This Week in Texas History: A column
by BARTEE HAILE
After two years of battling censors and teasing the public with a titillating ad campaign, Howard Hughes premiered his much-anticipated western “The Outlaw” at a San Francisco theater on Feb. 4, 1943.
The Houston millionaire was barely 20 years old, when he went to Hollywood in 1925 to make a name for himself in motion pictures. Advised by his father to trust an old family friend, the novice invested $40,000 in a movie that never sold a ticket.
Actor Ralph Graves assured young Howard that “Swell Hogan,” a dull tale about a heart-of-gold derelict, would knock ’em in the aisles. But the bad script was even worse on celluloid, and Hughes hid the only print to keep the fiasco from ever being shown.
“Swell Hogan” did teach the would-be mogul that the film industry was no different than any other business. If he wanted the job done right, he had to do it himself.
Mastering every detail of production, Hughes soon completed his first feature entitled “Everybody’s Acting.” The 1926 silent comedy netted enough to cover his “Swell Hogan” losses and gave his confidence a timely boost.

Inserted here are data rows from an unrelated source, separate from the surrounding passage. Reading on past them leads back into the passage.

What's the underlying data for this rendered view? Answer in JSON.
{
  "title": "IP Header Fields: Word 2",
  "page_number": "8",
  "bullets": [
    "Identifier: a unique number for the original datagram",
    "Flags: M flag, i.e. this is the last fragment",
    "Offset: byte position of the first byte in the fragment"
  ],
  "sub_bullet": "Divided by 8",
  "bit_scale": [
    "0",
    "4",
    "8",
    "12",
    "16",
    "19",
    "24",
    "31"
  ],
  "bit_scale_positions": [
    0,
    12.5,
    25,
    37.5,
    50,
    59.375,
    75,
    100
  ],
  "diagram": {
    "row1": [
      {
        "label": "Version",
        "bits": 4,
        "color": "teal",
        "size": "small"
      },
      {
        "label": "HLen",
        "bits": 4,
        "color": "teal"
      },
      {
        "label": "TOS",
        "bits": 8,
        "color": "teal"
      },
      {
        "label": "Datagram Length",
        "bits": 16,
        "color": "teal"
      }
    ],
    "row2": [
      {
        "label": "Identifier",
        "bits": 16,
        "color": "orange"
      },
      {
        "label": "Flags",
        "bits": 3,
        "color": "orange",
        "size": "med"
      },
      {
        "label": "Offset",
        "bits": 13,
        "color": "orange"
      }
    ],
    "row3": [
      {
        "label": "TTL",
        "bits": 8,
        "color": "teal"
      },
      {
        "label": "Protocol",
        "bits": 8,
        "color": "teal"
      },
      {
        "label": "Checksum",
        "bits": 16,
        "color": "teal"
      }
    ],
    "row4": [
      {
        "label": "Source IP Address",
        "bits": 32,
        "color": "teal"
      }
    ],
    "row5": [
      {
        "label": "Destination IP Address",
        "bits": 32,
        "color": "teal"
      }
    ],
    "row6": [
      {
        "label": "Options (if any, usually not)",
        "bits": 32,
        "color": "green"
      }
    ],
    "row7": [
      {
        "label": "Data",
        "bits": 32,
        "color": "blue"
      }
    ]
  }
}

Hughes’ next project was “Two Arabian Knights,” a comic adventure about a couple of American soldiers in the First World War. The co-star was William Boyd, most remembered today as Hopalong Cassidy. “Two Arabian Knights” earned high marks from critics and audiences alike.

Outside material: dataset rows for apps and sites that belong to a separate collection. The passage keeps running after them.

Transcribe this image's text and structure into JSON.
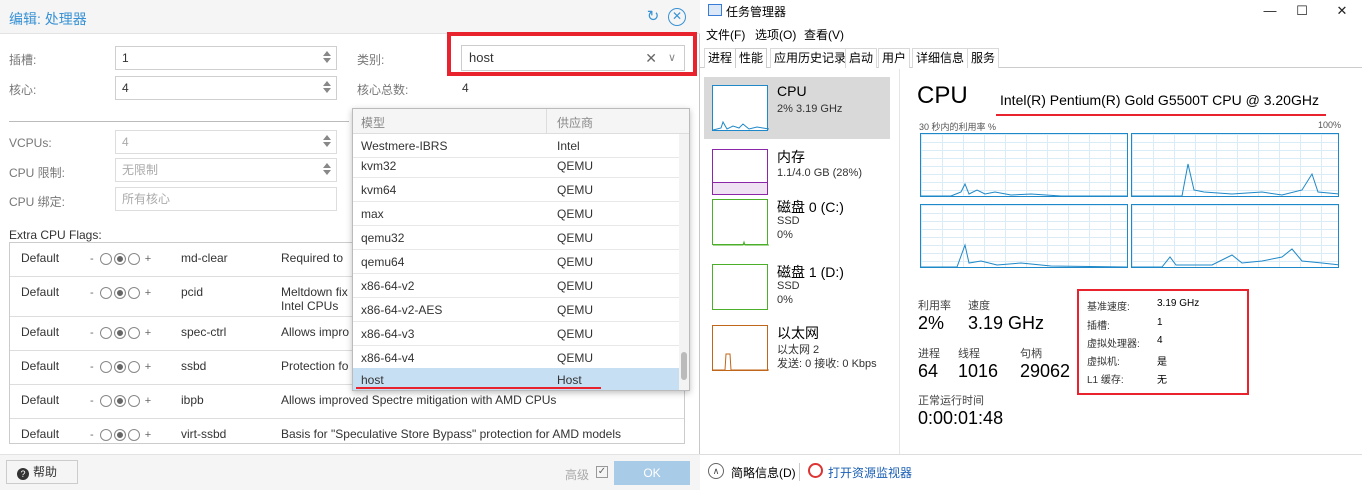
{
  "pve": {
    "title": "编辑: 处理器",
    "sockets_label": "插槽:",
    "sockets_value": "1",
    "cores_label": "核心:",
    "cores_value": "4",
    "type_label": "类别:",
    "type_value": "host",
    "total_cores_label": "核心总数:",
    "total_cores_value": "4",
    "vcpus_label": "VCPUs:",
    "vcpus_value": "4",
    "cpulimit_label": "CPU 限制:",
    "cpulimit_placeholder": "无限制",
    "cpuaffinity_label": "CPU 绑定:",
    "cpuaffinity_placeholder": "所有核心",
    "flags_label": "Extra CPU Flags:",
    "flags": [
      {
        "state": "Default",
        "name": "md-clear",
        "desc": "Required to"
      },
      {
        "state": "Default",
        "name": "pcid",
        "desc": "Meltdown fix",
        "desc2": "Intel CPUs"
      },
      {
        "state": "Default",
        "name": "spec-ctrl",
        "desc": "Allows impro"
      },
      {
        "state": "Default",
        "name": "ssbd",
        "desc": "Protection fo"
      },
      {
        "state": "Default",
        "name": "ibpb",
        "desc": "Allows improved Spectre mitigation with AMD CPUs"
      },
      {
        "state": "Default",
        "name": "virt-ssbd",
        "desc": "Basis for \"Speculative Store Bypass\" protection for AMD models"
      }
    ],
    "tri_minus": "-",
    "tri_plus": "+",
    "help_label": "帮助",
    "advanced_label": "高级",
    "ok_label": "OK",
    "dropdown": {
      "col_model": "模型",
      "col_vendor": "供应商",
      "rows": [
        {
          "model": "Westmere-IBRS",
          "vendor": "Intel"
        },
        {
          "model": "kvm32",
          "vendor": "QEMU"
        },
        {
          "model": "kvm64",
          "vendor": "QEMU"
        },
        {
          "model": "max",
          "vendor": "QEMU"
        },
        {
          "model": "qemu32",
          "vendor": "QEMU"
        },
        {
          "model": "qemu64",
          "vendor": "QEMU"
        },
        {
          "model": "x86-64-v2",
          "vendor": "QEMU"
        },
        {
          "model": "x86-64-v2-AES",
          "vendor": "QEMU"
        },
        {
          "model": "x86-64-v3",
          "vendor": "QEMU"
        },
        {
          "model": "x86-64-v4",
          "vendor": "QEMU"
        },
        {
          "model": "host",
          "vendor": "Host"
        }
      ]
    }
  },
  "tm": {
    "title": "任务管理器",
    "menu": [
      "文件(F)",
      "选项(O)",
      "查看(V)"
    ],
    "tabs": [
      "进程",
      "性能",
      "应用历史记录",
      "启动",
      "用户",
      "详细信息",
      "服务"
    ],
    "active_tab": 1,
    "sidebar": [
      {
        "name": "CPU",
        "line2": "2% 3.19 GHz",
        "line3": ""
      },
      {
        "name": "内存",
        "line2": "1.1/4.0 GB (28%)",
        "line3": ""
      },
      {
        "name": "磁盘 0 (C:)",
        "line2": "SSD",
        "line3": "0%"
      },
      {
        "name": "磁盘 1 (D:)",
        "line2": "SSD",
        "line3": "0%"
      },
      {
        "name": "以太网",
        "line2": "以太网 2",
        "line3": "发送: 0 接收: 0 Kbps"
      }
    ],
    "cpu_heading": "CPU",
    "cpu_model": "Intel(R) Pentium(R) Gold G5500T CPU @ 3.20GHz",
    "util_caption": "30 秒内的利用率 %",
    "util_max": "100%",
    "utilization_label": "利用率",
    "utilization_value": "2%",
    "speed_label": "速度",
    "speed_value": "3.19 GHz",
    "processes_label": "进程",
    "processes_value": "64",
    "threads_label": "线程",
    "threads_value": "1016",
    "handles_label": "句柄",
    "handles_value": "29062",
    "uptime_label": "正常运行时间",
    "uptime_value": "0:00:01:48",
    "specs": [
      {
        "k": "基准速度:",
        "v": "3.19 GHz"
      },
      {
        "k": "插槽:",
        "v": "1"
      },
      {
        "k": "虚拟处理器:",
        "v": "4"
      },
      {
        "k": "虚拟机:",
        "v": "是"
      },
      {
        "k": "L1 缓存:",
        "v": "无"
      }
    ],
    "fewer_details": "简略信息(D)",
    "open_resmon": "打开资源监视器",
    "colors": {
      "cpu": "#1e88c8",
      "mem": "#8b26a8",
      "disk": "#4caf2a",
      "net": "#c0661a"
    }
  }
}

By the time his third and fourth flicks, “The Racket” and “The Mating Call,” reached the screen in 1928, Hughes was already at work on the aviation epic “Hell’s Angels.” Vowing not to let costs stand in the way of making a true-to-life flight film, he spared no expense to assemble the largest private air force in the world for the breathtaking combat scenes.
Hughes not only called the shots as director but also insisted on demonstrating the desired aerial acrobatics. His crack-up during a particularly tricky maneuver nearly caused collective heart failure on the set. Before he walked away from the crash, a crew member recalled quipping, “I thought for a moment that we had all lost our meal ticket.”
The stunt pilots were not so fortunate. One burned to death, when he struck power lines, another ran out of gas in mid-air and a third perished in a simulated crash drive that wound up being the real thing.
“Hell’s Angels” established Hughes as a first-rate producer/director and transformed an unknown platinum blonde named Jean Harlow into a 1930’s superstar. Starting out as a silent movie, two and a half years and four million dollars later it broke the sound barrier for the Texan with the deep pockets.
Hughes hurriedly cranked out several more box-office hits, though none matched “Hell’s Angels” which he always considered his masterpiece. At the peak of his cinematic career, the unpredictable tycoon suddenly gave up moviemaking for his new obsession — flying.
In 1939 Hughes decided to mount a movie comeback with a western loosely based on the life of Billy the Kid. Remembering the gold mine he had discovered in Harlow, he gambled on casting complete unknowns for the parts of Billy and his girlfriend Rio.
Gummo, the Marx brother who never appeared in his siblings’ comedies, introduced Hughes to Jack Buetel, a 23 year old nobody from Dallas and he signed the fellow Texan on the spot.
Hughes personally picked the female lead from a pile of publicity pictures. At 19 Earnestine Jane Geraldine Russell did not have a single second of acting experience, but Hughes could have cared less about her thespian credentials.
Jane Russell soon learned why she won the intense competition for the coveted role. When she complained the promotional photos always stressed her 38-inch bust-line, Hughes explained, “That’s the way to sell a picture.”
The Hays Office, official guardian of movie morality, went over the script with a fine-tooth comb. The watchdogs advised Hughes to tone down the dialogue and warned “care must be taken to avoid sexual suggestiveness.”
A private viewing of “The Outlaw” in early 1941 sent the skittish censors through the roof. The chief inspector complained in a letter to Hughes, “I have never seen anything quite so unacceptable as the shots of the breasts of the character Rio. Throughout almost half the picture the girl’s breasts, which are large and prominent, are shockingly uncovered.”
The most objectionable frames ended up on the cutting room floor, and “The Outlaw” received the mandatory Seal of Approval. Then to spite the censors Hughes plastered a larger-than-life image of his leading lady on thousands of billboards with the caption, “How’d you like to tussle with Russell?”
After two years of hype and hysteria, “The Outlaw” was finally released. It turned out to be just another western and not a very good one at that.
San Marcos Mercury columnist BARTEE HAILE welcomes your comments, questions and suggestions at P.O. Box 152, Friendswood, Texas 77549 or by email here.
COVER: Howard Hughes with his H-1 Racer in 1937. PUBLIC DOMAIN